The photos throughout this post evidence pupil development of sequencing skills within language tasks, creating a variety of texts, and the development of independent writing.
Rebecca feels that her pupils are better able to write sentences, and can interpret visual texts and re-tell stories with much more confidence and flair. Her class get so excited each time a letter or a message or book is left by the “dragon” (their main storyline character). The dragon leaves a trail of glitter to let the children know he has been, and they’ve decided that he sneaks in through their classroom window when they are not in school. The children are thrilled when each message appears and relish the tasks they need to do for the dragon. This approach motivates and engages the children and they can’t wait to post their messages into the dragon mailbox.
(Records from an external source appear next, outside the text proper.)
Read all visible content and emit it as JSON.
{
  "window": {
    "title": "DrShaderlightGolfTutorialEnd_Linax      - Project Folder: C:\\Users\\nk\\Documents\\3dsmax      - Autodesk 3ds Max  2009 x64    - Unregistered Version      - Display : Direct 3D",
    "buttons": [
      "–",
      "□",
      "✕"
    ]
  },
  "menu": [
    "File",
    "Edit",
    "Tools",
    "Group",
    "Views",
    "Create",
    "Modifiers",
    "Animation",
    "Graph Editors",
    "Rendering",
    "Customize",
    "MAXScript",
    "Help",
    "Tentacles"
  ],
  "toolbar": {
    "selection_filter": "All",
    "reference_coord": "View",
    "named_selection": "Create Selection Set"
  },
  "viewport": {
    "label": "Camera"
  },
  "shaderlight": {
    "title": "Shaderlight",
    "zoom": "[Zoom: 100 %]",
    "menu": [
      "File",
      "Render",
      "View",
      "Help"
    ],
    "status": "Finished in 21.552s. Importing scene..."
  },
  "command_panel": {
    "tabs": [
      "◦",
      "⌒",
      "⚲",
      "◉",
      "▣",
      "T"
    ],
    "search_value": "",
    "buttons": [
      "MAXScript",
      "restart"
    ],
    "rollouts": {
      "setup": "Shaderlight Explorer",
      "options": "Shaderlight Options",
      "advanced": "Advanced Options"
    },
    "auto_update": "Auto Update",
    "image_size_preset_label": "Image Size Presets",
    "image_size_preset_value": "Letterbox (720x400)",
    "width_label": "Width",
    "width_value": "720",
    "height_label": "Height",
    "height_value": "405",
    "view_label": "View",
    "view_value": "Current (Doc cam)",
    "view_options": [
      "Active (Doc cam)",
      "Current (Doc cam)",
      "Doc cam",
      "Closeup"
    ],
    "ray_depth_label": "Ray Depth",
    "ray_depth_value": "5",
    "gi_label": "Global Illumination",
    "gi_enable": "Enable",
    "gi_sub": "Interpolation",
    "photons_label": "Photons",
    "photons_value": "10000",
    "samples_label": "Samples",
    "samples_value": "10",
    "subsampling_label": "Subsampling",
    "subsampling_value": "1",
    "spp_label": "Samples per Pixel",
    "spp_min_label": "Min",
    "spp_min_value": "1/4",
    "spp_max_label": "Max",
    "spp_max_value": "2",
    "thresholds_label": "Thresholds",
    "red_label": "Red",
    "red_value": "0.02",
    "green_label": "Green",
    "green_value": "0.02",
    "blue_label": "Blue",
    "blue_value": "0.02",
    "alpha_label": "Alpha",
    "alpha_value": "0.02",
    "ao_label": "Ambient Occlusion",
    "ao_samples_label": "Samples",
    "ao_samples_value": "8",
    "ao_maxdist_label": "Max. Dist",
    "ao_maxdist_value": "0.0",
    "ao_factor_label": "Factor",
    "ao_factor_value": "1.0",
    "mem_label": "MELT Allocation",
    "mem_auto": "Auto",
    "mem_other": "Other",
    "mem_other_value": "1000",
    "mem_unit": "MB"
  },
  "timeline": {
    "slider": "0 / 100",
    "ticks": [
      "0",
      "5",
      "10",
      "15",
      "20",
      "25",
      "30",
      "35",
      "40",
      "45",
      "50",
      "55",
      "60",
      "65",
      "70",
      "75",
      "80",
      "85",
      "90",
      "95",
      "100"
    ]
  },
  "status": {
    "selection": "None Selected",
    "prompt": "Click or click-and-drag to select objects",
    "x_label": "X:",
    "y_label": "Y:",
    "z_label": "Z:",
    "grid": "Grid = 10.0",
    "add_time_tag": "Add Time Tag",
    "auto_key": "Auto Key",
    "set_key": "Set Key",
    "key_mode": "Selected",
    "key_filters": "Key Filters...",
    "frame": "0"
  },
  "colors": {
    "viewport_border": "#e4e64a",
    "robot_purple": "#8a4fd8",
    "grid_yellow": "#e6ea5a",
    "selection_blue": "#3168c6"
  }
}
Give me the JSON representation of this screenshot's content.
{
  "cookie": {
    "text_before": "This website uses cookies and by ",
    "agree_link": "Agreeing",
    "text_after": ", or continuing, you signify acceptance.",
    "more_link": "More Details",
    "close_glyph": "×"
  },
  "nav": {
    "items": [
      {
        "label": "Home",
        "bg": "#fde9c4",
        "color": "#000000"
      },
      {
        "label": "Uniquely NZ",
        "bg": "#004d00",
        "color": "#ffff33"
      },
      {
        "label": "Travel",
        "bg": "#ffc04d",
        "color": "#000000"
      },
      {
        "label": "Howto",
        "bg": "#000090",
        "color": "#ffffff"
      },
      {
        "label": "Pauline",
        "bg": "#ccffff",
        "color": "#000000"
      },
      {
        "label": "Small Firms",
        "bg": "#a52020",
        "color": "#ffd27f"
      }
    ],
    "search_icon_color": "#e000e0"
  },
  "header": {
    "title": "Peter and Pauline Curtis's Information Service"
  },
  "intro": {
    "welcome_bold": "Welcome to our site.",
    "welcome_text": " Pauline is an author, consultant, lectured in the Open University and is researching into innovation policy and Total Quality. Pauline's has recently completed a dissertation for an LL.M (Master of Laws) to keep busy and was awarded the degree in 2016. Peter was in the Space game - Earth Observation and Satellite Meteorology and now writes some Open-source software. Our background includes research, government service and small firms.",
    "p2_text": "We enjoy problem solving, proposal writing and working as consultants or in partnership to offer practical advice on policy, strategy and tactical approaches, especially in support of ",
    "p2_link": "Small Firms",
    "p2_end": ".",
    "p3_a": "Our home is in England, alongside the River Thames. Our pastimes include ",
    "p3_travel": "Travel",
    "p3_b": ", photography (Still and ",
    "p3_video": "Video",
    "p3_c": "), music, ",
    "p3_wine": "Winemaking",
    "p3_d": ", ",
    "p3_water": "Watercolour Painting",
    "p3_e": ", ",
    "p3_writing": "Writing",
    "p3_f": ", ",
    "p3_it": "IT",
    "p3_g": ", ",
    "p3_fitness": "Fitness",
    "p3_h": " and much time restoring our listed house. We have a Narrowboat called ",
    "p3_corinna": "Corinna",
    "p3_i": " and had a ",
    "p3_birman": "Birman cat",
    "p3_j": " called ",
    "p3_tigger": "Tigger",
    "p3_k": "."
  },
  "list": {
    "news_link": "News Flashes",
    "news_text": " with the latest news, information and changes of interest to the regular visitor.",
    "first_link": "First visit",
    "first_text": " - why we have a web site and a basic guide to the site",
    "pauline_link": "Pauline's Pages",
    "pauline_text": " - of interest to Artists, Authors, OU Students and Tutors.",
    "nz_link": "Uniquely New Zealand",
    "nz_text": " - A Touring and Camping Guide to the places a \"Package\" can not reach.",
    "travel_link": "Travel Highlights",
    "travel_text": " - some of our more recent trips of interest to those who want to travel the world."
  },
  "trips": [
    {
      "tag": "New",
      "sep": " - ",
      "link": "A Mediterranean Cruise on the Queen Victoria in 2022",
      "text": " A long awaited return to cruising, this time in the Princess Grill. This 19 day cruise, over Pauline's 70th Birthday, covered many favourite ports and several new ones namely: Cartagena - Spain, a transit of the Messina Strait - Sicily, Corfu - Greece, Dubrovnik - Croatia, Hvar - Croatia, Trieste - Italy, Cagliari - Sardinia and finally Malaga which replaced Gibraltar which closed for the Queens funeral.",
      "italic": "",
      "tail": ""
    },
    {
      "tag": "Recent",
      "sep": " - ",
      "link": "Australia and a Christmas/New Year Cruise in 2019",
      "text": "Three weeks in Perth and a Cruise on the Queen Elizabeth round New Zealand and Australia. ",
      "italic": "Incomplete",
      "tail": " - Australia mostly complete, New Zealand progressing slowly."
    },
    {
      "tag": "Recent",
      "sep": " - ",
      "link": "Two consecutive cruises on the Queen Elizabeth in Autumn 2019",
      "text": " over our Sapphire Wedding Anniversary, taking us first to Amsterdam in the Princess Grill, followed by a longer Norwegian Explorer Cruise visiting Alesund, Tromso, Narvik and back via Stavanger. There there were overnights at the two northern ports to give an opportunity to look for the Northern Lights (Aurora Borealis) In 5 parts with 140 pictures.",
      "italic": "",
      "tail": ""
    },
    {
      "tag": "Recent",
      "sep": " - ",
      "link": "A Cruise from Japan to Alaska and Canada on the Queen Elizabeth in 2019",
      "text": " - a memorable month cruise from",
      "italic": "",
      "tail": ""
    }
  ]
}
Rachel’s class have a knight as their main character and their classroom includes a wonderful castle frieze and life-size drawbridge where the children can play. Both classrooms are very stimulating learning environments because they have evolved and been led by the pupils’ response to the clues and messages received. The messages from the knight enable the children to take a problem-solving approach to each task he sets. Pupils are developing their creativity skills and a positive mindset towards their literacy. The photos show how relevant each literacy experience has been for the children, and where Rachel and Rebecca have taken advantage of natural links across learning. (Growing a bean when studying Jack and the Beanstalk, applying measuring skills and completing a technology/expressive arts rich homework task).
Rachel feels her pupils are much more engaged in their work. They are more confident about their literacy skills and are more willing to share their ideas and suggestions. They can sequence a story better and are more independent when writing.
One of the most noticeable changes for Rachel and Rebecca has been the increase in pupils choosing to read. Pupils are reading for enjoyment and picking up books much more often than before. Both teachers feel they have been able to build personalisation and choice into their storyline by following the prior knowledge their pupils have of traditional tales. Using these stories as a focus fits well with the discrete active literacy work being done in class, and offers opportunities for pupils to broaden, challenge and apply their literacy skills. Both classes are perfecting their classrooms and preparing for their big storyline celebration in the last week of term. The pupils are looking forward to sharing their learning with the guests they have invited along.